A while ago we made a list with tools that every homeowner should have (12 Tools Every Homeowner Should Have) and it included all sorts of useful things, from the common screwdriver to the power drill. This time we decided to focus more on specifics so we made a list with measuring tools which we find to be essential for woodworking. They are tools that anyone should have and know how to use, whether we’re talking about a DIY passionate or someone that builds furniture from scratch.

1. The tape measure.

Try square

This very simple measuring tool is something that anyone probably already has in their homes. It’s such a basic tool that anyone could have guessed it would be in the list. For woodworking, it would be best to have one measuring tape that you use all the time. That’s because very small but important discrepancies can occur in the case of different tapes.

2. The framing square.

Try square

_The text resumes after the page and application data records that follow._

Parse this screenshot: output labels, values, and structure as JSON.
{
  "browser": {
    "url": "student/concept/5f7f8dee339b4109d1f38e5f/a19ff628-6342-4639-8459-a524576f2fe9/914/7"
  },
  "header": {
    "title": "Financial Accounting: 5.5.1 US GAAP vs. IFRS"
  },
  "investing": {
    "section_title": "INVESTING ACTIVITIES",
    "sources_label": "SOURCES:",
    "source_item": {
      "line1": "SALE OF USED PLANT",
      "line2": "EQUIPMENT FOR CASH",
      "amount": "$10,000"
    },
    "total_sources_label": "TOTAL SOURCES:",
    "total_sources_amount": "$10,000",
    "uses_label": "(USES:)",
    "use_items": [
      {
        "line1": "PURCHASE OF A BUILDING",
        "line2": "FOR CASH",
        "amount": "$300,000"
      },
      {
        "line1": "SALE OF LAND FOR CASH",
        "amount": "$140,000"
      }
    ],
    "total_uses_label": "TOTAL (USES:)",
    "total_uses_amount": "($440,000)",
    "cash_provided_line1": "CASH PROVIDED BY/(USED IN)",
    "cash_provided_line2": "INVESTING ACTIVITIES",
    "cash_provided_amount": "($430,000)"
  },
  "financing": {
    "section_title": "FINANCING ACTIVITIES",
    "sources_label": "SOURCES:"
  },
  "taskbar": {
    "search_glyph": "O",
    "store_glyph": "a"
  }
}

When you’re trying to build a cabinet or anything with right angles, a framing square is an essential tool. It’s a critical element for any woodworker. The framing square is also ideal for checking square edges on large pieces and smaller framing squares are useful in tighter spaces. By using a framing square when building furniture you can be sure you won’t have any problems of accuracy when nailing, screwing or stapling the pieces together.

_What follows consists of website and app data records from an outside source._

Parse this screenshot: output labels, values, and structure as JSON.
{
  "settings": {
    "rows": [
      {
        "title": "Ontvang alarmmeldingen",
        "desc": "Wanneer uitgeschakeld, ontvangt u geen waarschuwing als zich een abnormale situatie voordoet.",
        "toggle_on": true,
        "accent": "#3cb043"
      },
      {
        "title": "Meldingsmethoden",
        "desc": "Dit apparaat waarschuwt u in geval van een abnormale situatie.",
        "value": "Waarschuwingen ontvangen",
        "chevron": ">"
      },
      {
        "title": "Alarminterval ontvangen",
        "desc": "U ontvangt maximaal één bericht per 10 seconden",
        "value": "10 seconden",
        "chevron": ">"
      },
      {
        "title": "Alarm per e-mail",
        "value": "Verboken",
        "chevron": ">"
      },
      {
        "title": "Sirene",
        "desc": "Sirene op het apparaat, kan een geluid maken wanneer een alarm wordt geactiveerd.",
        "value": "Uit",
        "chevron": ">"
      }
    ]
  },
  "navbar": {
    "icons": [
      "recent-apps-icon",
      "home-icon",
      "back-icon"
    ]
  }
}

3. The level.

Try square

Having a level nearby when building furniture or doing handy work is very useful but it can also be frustrating. The level is a tool designed to measure and point out imperfections. So it can be quite annoying to have to make changes until everything turns out ok but, at the same time, this also means that you will end up creating something perfect. To avoid meltdowns and unnecessary work, use the level as you built your furniture or whatever it is that you’re making.

4. The short rule.

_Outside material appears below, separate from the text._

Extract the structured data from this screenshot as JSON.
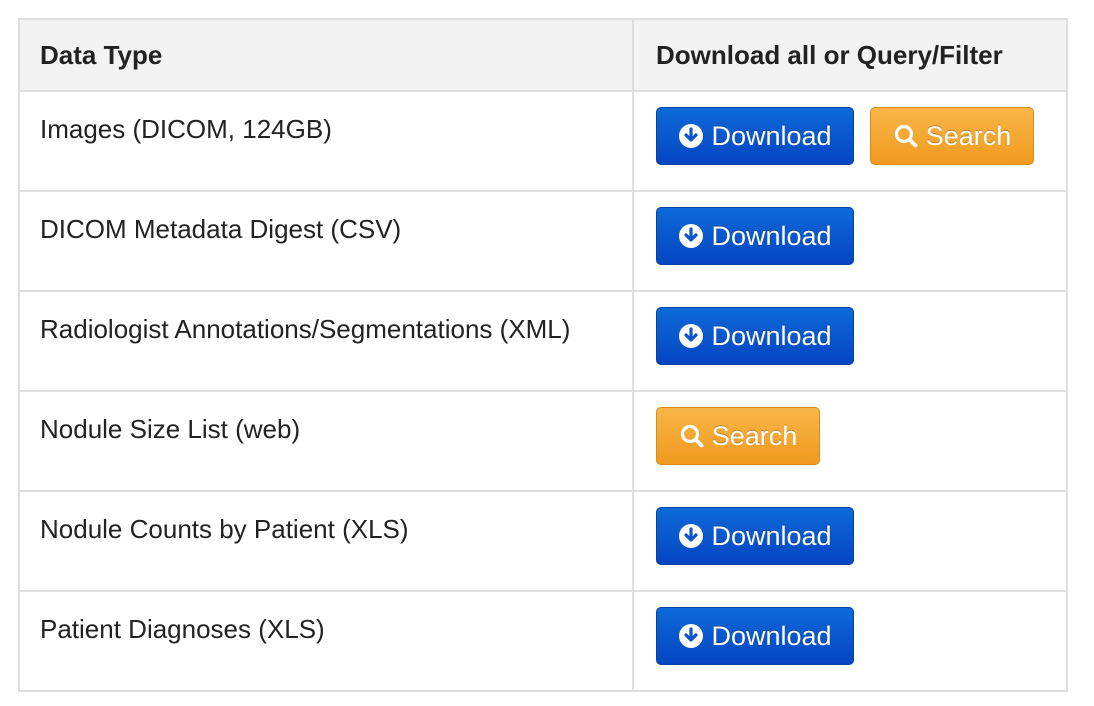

Try square

When you already have a tape measure to rely on, you tend to think it’s everything you need. However, when dealing with small or tight spaces it’s not as practical as a short ruler. Moreover, a short ruler is easier to use and even more accurate than a ruler since you get to place it directly on the piece you’re measuring. A flat 6’’ ruler should be the perfect tool for such cases. It’s practical and it should also fit nicely in your pocket.

5. The try square.

Try square

With a construction similar to that of a framing square, the try square tends, however, to be a little more practical and easier to handle. The try square features a metal blade fastened into a wooden handle and doesn’t have a single-body construction, which allows it to rest on the piece you’re building more easily than a normal framing square.